Judiciary Square in Washington, District of Columbia — The American Northeast (Mid-Atlantic)
The National Building Museum
Civil War to Civil Rights
—Downtown Heritage Trail —
The nation’s only museum dedicated to American achievements in architecture, urban planning, construction, engineering, and design is appropriately housed in one of the most extraordinary structures in the nation’s capital.
Constructed between 1882 and 1887 in the style of an Italian Renaissance palace, the building was designed to house the Pension Bureau. The bureau, forerunner to today's Veterans Administration, managed thousands of pensions owed to Civil War veterans and to the families of those who died. It was designed by an engineer, Major General Montgomery C. Meigs, who had served the Union cause as Quartermaster General. General Meigs himself lost his son, John Rogers Meigs, in the Civil War. Some have called this building, with its symbolic parade of Union Forces, the Vietnam Veterans Memorial of the Pension Building's day.
Although modeled on Rome’s Palazzo Farnese, its provisions for light, air circulation, and fireproofing made it the federal government’s first modern office building. Built in red brick rather than the white sandstone and marble of other federal buildings, it was ridiculed by many at the time. “It’s too bad the damn thing is fireproof,” said General William Tecumseh Sherman.
A 1,200-foot-long terra cotta frieze encircles the entire building, depicting
Threatened with demolition in the 1960s, the building was saved by citizen action. It became home to the National Building Museum by an act of Congress in 1980.
Major General Montgomery C. Meigs, above, designed and built the Pension Building with a great hall reminiscent of a Renaissance palace. He use 15½ million bricks. A recent view of the finished Great Hall, lower right.
The Great Hall decorated for the inaugural ball of President William McKinley in 1901.
A portion of the terra cotta frieze which encircles the building and honors the Union forces in the Civil War. Frieze by Casper Buberi.
Erected by Cultural Tourism DC. (Marker Number e.7.)
Marker series. This marker is included in the Civil War to Civil Rights marker series.
Location. 38° 53.836′ N, 77° 1.092′ W. Marker is in Judiciary Square, District of Columbia, in Washington. Marker is on F Street east of 5th Street, NW, on the right when traveling east. Touch for map. Marker is at or near this postal address: 450 F St NW, Washington DC 20001, United States of America.
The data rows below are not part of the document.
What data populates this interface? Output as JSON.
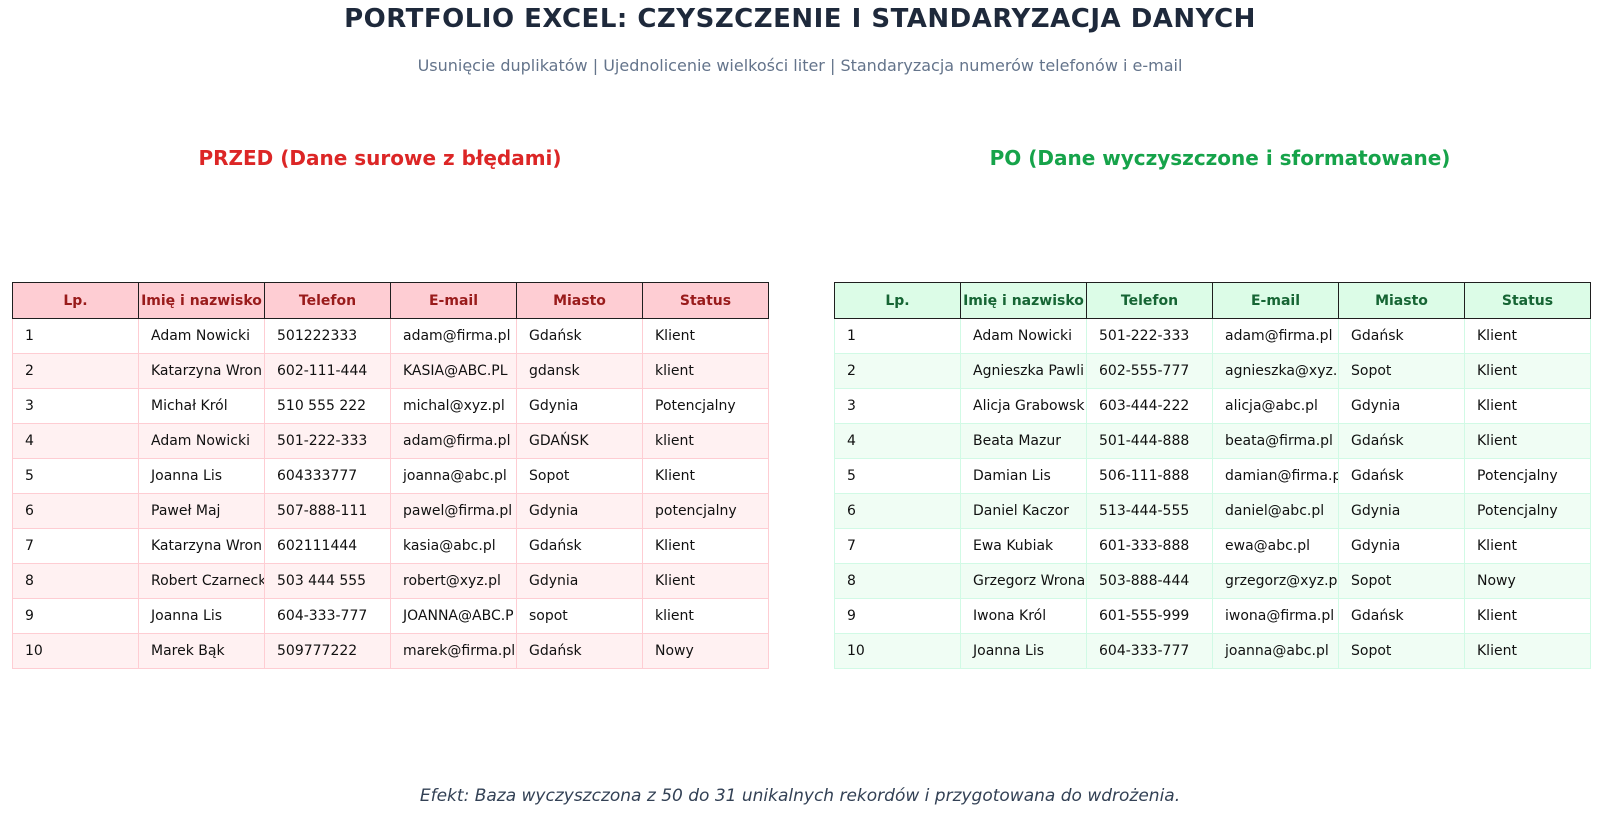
{
  "title": "PORTFOLIO EXCEL: CZYSZCZENIE I STANDARYZACJA DANYCH",
  "subtitle": "Usunięcie duplikatów | Ujednolicenie wielkości liter | Standaryzacja numerów telefonów i e-mail",
  "before": {
    "title": "PRZED (Dane surowe z błędami)",
    "headers": [
      "Lp.",
      "Imię i nazwisko",
      "Telefon",
      "E-mail",
      "Miasto",
      "Status"
    ],
    "rows": [
      [
        "1",
        "Adam Nowicki",
        "501222333",
        "adam@firma.pl",
        "Gdańsk",
        "Klient"
      ],
      [
        "2",
        "Katarzyna Wron",
        "602-111-444",
        "KASIA@ABC.PL",
        "gdansk",
        "klient"
      ],
      [
        "3",
        "Michał Król",
        "510 555 222",
        "michal@xyz.pl",
        "Gdynia",
        "Potencjalny"
      ],
      [
        "4",
        "Adam Nowicki",
        "501-222-333",
        "adam@firma.pl",
        "GDAŃSK",
        "klient"
      ],
      [
        "5",
        "Joanna Lis",
        "604333777",
        "joanna@abc.pl",
        "Sopot",
        "Klient"
      ],
      [
        "6",
        "Paweł Maj",
        "507-888-111",
        "pawel@firma.pl",
        "Gdynia",
        "potencjalny"
      ],
      [
        "7",
        "Katarzyna Wron",
        "602111444",
        "kasia@abc.pl",
        "Gdańsk",
        "Klient"
      ],
      [
        "8",
        "Robert Czarneck",
        "503 444 555",
        "robert@xyz.pl",
        "Gdynia",
        "Klient"
      ],
      [
        "9",
        "Joanna Lis",
        "604-333-777",
        "JOANNA@ABC.P",
        "sopot",
        "klient"
      ],
      [
        "10",
        "Marek Bąk",
        "509777222",
        "marek@firma.pl",
        "Gdańsk",
        "Nowy"
      ]
    ],
    "header_bg": "#fecdd3",
    "header_color": "#991b1b",
    "title_color": "#dc2626"
  },
  "after": {
    "title": "PO (Dane wyczyszczone i sformatowane)",
    "headers": [
      "Lp.",
      "Imię i nazwisko",
      "Telefon",
      "E-mail",
      "Miasto",
      "Status"
    ],
    "rows": [
      [
        "1",
        "Adam Nowicki",
        "501-222-333",
        "adam@firma.pl",
        "Gdańsk",
        "Klient"
      ],
      [
        "2",
        "Agnieszka Pawli",
        "602-555-777",
        "agnieszka@xyz.",
        "Sopot",
        "Klient"
      ],
      [
        "3",
        "Alicja Grabowsk",
        "603-444-222",
        "alicja@abc.pl",
        "Gdynia",
        "Klient"
      ],
      [
        "4",
        "Beata Mazur",
        "501-444-888",
        "beata@firma.pl",
        "Gdańsk",
        "Klient"
      ],
      [
        "5",
        "Damian Lis",
        "506-111-888",
        "damian@firma.p",
        "Gdańsk",
        "Potencjalny"
      ],
      [
        "6",
        "Daniel Kaczor",
        "513-444-555",
        "daniel@abc.pl",
        "Gdynia",
        "Potencjalny"
      ],
      [
        "7",
        "Ewa Kubiak",
        "601-333-888",
        "ewa@abc.pl",
        "Gdynia",
        "Klient"
      ],
      [
        "8",
        "Grzegorz Wrona",
        "503-888-444",
        "grzegorz@xyz.p",
        "Sopot",
        "Nowy"
      ],
      [
        "9",
        "Iwona Król",
        "601-555-999",
        "iwona@firma.pl",
        "Gdańsk",
        "Klient"
      ],
      [
        "10",
        "Joanna Lis",
        "604-333-777",
        "joanna@abc.pl",
        "Sopot",
        "Klient"
      ]
    ],
    "header_bg": "#dcfce7",
    "header_color": "#166534",
    "title_color": "#16a34a"
  },
  "footer": "Efekt: Baza wyczyszczona z 50 do 31 unikalnych rekordów i przygotowana do wdrożenia."
}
Other nearby markers. At least 8 other markers are within walking distance of this marker. Discover DC / Judiciary Square (within shouting distance of this marker); National Law Enforcement Officers Memorial (about 300 feet away, measured in a direct line); A Courthouse Reborn (about 500 feet away); Sitting in Judgment (approx. 0.2 miles away); Daniel Webster (approx. 0.2 miles away); Senator Daniel Webster (approx. 0.2 miles away); Cristoforo Colombo (approx. 0.2 miles away); DC Recorder of Deeds Building/WPA Era Murals (approx. 0.2 miles away). Touch for a list and map of all markers in Judiciary Square.
More about this marker. This marker replaced an earlier marker, with the same name and similar text and photos, numbered e.3, The National Building Museum, e.3.
Categories. • Notable Buildings •
Credits. This page was last revised on January 29, 2018. This page originally submitted on January 28, 2018, by Devry Jones of Washington, District of Columbia. This page has been viewed 60 times since then. Photos: 1, 2. submitted on January 28, 2018, by Bernard Fisher of Mechanicsville, Virginia. • Bernard Fisher was the editor who published this page.